* Supplied material

──────

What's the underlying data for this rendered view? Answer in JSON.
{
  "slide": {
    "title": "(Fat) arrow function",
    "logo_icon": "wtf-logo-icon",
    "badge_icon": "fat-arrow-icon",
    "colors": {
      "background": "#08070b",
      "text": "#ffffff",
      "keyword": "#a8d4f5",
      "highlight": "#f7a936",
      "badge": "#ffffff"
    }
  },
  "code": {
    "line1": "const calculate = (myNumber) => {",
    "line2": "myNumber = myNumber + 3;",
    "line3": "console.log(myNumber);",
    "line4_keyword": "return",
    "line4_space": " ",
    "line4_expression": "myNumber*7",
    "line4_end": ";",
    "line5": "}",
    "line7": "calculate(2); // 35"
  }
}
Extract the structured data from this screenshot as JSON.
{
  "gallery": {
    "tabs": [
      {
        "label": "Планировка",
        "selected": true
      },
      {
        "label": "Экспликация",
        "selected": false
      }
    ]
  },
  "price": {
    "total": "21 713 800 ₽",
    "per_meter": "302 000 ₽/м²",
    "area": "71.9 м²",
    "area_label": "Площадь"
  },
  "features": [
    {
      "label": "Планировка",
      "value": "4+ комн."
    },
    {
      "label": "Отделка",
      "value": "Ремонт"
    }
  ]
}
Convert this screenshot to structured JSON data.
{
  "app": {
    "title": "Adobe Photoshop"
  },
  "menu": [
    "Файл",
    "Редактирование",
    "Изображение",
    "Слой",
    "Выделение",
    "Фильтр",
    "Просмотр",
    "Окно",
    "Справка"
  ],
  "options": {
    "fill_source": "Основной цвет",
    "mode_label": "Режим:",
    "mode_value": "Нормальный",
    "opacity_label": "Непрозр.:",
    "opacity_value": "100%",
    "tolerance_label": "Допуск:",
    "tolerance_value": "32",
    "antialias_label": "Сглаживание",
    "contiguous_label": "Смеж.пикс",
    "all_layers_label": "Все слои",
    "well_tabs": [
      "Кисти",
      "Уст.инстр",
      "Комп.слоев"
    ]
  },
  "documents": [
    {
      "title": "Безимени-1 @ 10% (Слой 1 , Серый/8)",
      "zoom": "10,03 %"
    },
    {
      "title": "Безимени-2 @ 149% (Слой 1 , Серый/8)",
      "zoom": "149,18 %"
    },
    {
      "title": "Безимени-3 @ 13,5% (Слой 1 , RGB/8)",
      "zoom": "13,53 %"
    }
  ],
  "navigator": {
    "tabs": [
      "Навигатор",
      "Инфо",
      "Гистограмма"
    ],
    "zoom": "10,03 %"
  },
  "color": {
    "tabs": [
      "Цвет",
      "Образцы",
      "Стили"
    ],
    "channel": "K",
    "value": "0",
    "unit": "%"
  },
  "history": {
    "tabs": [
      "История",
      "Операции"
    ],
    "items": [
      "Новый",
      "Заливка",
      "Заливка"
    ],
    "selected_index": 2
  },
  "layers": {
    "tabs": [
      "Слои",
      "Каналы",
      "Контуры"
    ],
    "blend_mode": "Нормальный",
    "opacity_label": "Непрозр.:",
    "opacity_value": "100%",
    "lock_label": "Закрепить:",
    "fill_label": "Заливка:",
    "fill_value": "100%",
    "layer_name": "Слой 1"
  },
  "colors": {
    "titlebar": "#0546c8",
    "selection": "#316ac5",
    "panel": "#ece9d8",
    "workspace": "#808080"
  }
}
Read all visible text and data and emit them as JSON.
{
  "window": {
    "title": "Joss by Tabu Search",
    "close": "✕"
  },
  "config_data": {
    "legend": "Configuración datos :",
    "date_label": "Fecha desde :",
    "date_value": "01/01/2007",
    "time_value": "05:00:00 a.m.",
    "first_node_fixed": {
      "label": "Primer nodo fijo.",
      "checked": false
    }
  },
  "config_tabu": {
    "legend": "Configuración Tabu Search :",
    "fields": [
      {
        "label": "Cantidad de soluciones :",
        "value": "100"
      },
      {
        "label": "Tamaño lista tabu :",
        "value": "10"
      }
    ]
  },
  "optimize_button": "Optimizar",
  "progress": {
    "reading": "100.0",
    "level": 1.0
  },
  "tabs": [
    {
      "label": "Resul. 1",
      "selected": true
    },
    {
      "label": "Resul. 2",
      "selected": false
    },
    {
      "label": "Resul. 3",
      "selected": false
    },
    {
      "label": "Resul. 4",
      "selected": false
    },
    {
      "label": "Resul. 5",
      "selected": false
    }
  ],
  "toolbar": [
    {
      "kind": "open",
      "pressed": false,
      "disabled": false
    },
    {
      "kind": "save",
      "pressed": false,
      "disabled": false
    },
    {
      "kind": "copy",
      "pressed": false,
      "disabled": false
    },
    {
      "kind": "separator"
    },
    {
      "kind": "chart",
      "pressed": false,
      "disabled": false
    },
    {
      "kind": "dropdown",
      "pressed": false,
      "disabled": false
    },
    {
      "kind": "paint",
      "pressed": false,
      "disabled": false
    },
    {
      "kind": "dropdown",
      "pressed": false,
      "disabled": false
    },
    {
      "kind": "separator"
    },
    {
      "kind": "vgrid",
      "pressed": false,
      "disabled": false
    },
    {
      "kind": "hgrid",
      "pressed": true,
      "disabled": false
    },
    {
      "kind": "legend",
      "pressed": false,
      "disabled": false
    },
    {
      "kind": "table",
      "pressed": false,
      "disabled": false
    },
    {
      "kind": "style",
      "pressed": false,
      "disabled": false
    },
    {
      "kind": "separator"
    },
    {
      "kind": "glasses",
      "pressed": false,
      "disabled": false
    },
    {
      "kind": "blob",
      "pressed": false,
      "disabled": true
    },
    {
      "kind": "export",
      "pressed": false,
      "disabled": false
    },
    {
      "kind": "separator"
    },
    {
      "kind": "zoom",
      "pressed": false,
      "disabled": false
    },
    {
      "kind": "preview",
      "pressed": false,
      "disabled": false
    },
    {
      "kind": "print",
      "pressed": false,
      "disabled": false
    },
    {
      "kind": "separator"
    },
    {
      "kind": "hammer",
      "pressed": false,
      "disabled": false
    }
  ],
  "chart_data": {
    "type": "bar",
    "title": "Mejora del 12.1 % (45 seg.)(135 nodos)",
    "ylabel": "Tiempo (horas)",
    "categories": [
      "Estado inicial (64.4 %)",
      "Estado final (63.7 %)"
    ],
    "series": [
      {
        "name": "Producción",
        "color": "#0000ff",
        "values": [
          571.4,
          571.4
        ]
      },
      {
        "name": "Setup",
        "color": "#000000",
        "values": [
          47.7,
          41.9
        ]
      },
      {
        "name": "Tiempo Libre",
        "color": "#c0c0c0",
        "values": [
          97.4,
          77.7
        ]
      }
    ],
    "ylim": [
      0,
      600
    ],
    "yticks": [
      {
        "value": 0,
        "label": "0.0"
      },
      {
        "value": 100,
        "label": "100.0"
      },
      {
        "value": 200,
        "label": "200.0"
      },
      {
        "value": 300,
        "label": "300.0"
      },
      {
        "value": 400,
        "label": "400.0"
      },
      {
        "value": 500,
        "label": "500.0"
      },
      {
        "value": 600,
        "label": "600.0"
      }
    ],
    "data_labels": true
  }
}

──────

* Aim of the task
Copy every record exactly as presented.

* Finished task
What's the underlying data for this rendered view? Answer in JSON.
{
  "slide": {
    "title": "(Fat) arrow function",
    "logo_icon": "wtf-logo-icon",
    "badge_icon": "fat-arrow-icon",
    "colors": {
      "background": "#08070b",
      "text": "#ffffff",
      "keyword": "#a8d4f5",
      "highlight": "#f7a936",
      "badge": "#ffffff"
    }
  },
  "code": {
    "line1": "const calculate = (myNumber) => {",
    "line2": "myNumber = myNumber + 3;",
    "line3": "console.log(myNumber);",
    "line4_keyword": "return",
    "line4_space": " ",
    "line4_expression": "myNumber*7",
    "line4_end": ";",
    "line5": "}",
    "line7": "calculate(2); // 35"
  }
}
Extract the structured data from this screenshot as JSON.
{
  "gallery": {
    "tabs": [
      {
        "label": "Планировка",
        "selected": true
      },
      {
        "label": "Экспликация",
        "selected": false
      }
    ]
  },
  "price": {
    "total": "21 713 800 ₽",
    "per_meter": "302 000 ₽/м²",
    "area": "71.9 м²",
    "area_label": "Площадь"
  },
  "features": [
    {
      "label": "Планировка",
      "value": "4+ комн."
    },
    {
      "label": "Отделка",
      "value": "Ремонт"
    }
  ]
}
Convert this screenshot to structured JSON data.
{
  "app": {
    "title": "Adobe Photoshop"
  },
  "menu": [
    "Файл",
    "Редактирование",
    "Изображение",
    "Слой",
    "Выделение",
    "Фильтр",
    "Просмотр",
    "Окно",
    "Справка"
  ],
  "options": {
    "fill_source": "Основной цвет",
    "mode_label": "Режим:",
    "mode_value": "Нормальный",
    "opacity_label": "Непрозр.:",
    "opacity_value": "100%",
    "tolerance_label": "Допуск:",
    "tolerance_value": "32",
    "antialias_label": "Сглаживание",
    "contiguous_label": "Смеж.пикс",
    "all_layers_label": "Все слои",
    "well_tabs": [
      "Кисти",
      "Уст.инстр",
      "Комп.слоев"
    ]
  },
  "documents": [
    {
      "title": "Безимени-1 @ 10% (Слой 1 , Серый/8)",
      "zoom": "10,03 %"
    },
    {
      "title": "Безимени-2 @ 149% (Слой 1 , Серый/8)",
      "zoom": "149,18 %"
    },
    {
      "title": "Безимени-3 @ 13,5% (Слой 1 , RGB/8)",
      "zoom": "13,53 %"
    }
  ],
  "navigator": {
    "tabs": [
      "Навигатор",
      "Инфо",
      "Гистограмма"
    ],
    "zoom": "10,03 %"
  },
  "color": {
    "tabs": [
      "Цвет",
      "Образцы",
      "Стили"
    ],
    "channel": "K",
    "value": "0",
    "unit": "%"
  },
  "history": {
    "tabs": [
      "История",
      "Операции"
    ],
    "items": [
      "Новый",
      "Заливка",
      "Заливка"
    ],
    "selected_index": 2
  },
  "layers": {
    "tabs": [
      "Слои",
      "Каналы",
      "Контуры"
    ],
    "blend_mode": "Нормальный",
    "opacity_label": "Непрозр.:",
    "opacity_value": "100%",
    "lock_label": "Закрепить:",
    "fill_label": "Заливка:",
    "fill_value": "100%",
    "layer_name": "Слой 1"
  },
  "colors": {
    "titlebar": "#0546c8",
    "selection": "#316ac5",
    "panel": "#ece9d8",
    "workspace": "#808080"
  }
}
Read all visible text and data and emit them as JSON.
{
  "window": {
    "title": "Joss by Tabu Search",
    "close": "✕"
  },
  "config_data": {
    "legend": "Configuración datos :",
    "date_label": "Fecha desde :",
    "date_value": "01/01/2007",
    "time_value": "05:00:00 a.m.",
    "first_node_fixed": {
      "label": "Primer nodo fijo.",
      "checked": false
    }
  },
  "config_tabu": {
    "legend": "Configuración Tabu Search :",
    "fields": [
      {
        "label": "Cantidad de soluciones :",
        "value": "100"
      },
      {
        "label": "Tamaño lista tabu :",
        "value": "10"
      }
    ]
  },
  "optimize_button": "Optimizar",
  "progress": {
    "reading": "100.0",
    "level": 1.0
  },
  "tabs": [
    {
      "label": "Resul. 1",
      "selected": true
    },
    {
      "label": "Resul. 2",
      "selected": false
    },
    {
      "label": "Resul. 3",
      "selected": false
    },
    {
      "label": "Resul. 4",
      "selected": false
    },
    {
      "label": "Resul. 5",
      "selected": false
    }
  ],
  "toolbar": [
    {
      "kind": "open",
      "pressed": false,
      "disabled": false
    },
    {
      "kind": "save",
      "pressed": false,
      "disabled": false
    },
    {
      "kind": "copy",
      "pressed": false,
      "disabled": false
    },
    {
      "kind": "separator"
    },
    {
      "kind": "chart",
      "pressed": false,
      "disabled": false
    },
    {
      "kind": "dropdown",
      "pressed": false,
      "disabled": false
    },
    {
      "kind": "paint",
      "pressed": false,
      "disabled": false
    },
    {
      "kind": "dropdown",
      "pressed": false,
      "disabled": false
    },
    {
      "kind": "separator"
    },
    {
      "kind": "vgrid",
      "pressed": false,
      "disabled": false
    },
    {
      "kind": "hgrid",
      "pressed": true,
      "disabled": false
    },
    {
      "kind": "legend",
      "pressed": false,
      "disabled": false
    },
    {
      "kind": "table",
      "pressed": false,
      "disabled": false
    },
    {
      "kind": "style",
      "pressed": false,
      "disabled": false
    },
    {
      "kind": "separator"
    },
    {
      "kind": "glasses",
      "pressed": false,
      "disabled": false
    },
    {
      "kind": "blob",
      "pressed": false,
      "disabled": true
    },
    {
      "kind": "export",
      "pressed": false,
      "disabled": false
    },
    {
      "kind": "separator"
    },
    {
      "kind": "zoom",
      "pressed": false,
      "disabled": false
    },
    {
      "kind": "preview",
      "pressed": false,
      "disabled": false
    },
    {
      "kind": "print",
      "pressed": false,
      "disabled": false
    },
    {
      "kind": "separator"
    },
    {
      "kind": "hammer",
      "pressed": false,
      "disabled": false
    }
  ],
  "chart_data": {
    "type": "bar",
    "title": "Mejora del 12.1 % (45 seg.)(135 nodos)",
    "ylabel": "Tiempo (horas)",
    "categories": [
      "Estado inicial (64.4 %)",
      "Estado final (63.7 %)"
    ],
    "series": [
      {
        "name": "Producción",
        "color": "#0000ff",
        "values": [
          571.4,
          571.4
        ]
      },
      {
        "name": "Setup",
        "color": "#000000",
        "values": [
          47.7,
          41.9
        ]
      },
      {
        "name": "Tiempo Libre",
        "color": "#c0c0c0",
        "values": [
          97.4,
          77.7
        ]
      }
    ],
    "ylim": [
      0,
      600
    ],
    "yticks": [
      {
        "value": 0,
        "label": "0.0"
      },
      {
        "value": 100,
        "label": "100.0"
      },
      {
        "value": 200,
        "label": "200.0"
      },
      {
        "value": 300,
        "label": "300.0"
      },
      {
        "value": 400,
        "label": "400.0"
      },
      {
        "value": 500,
        "label": "500.0"
      },
      {
        "value": 600,
        "label": "600.0"
      }
    ],
    "data_labels": true
  }
}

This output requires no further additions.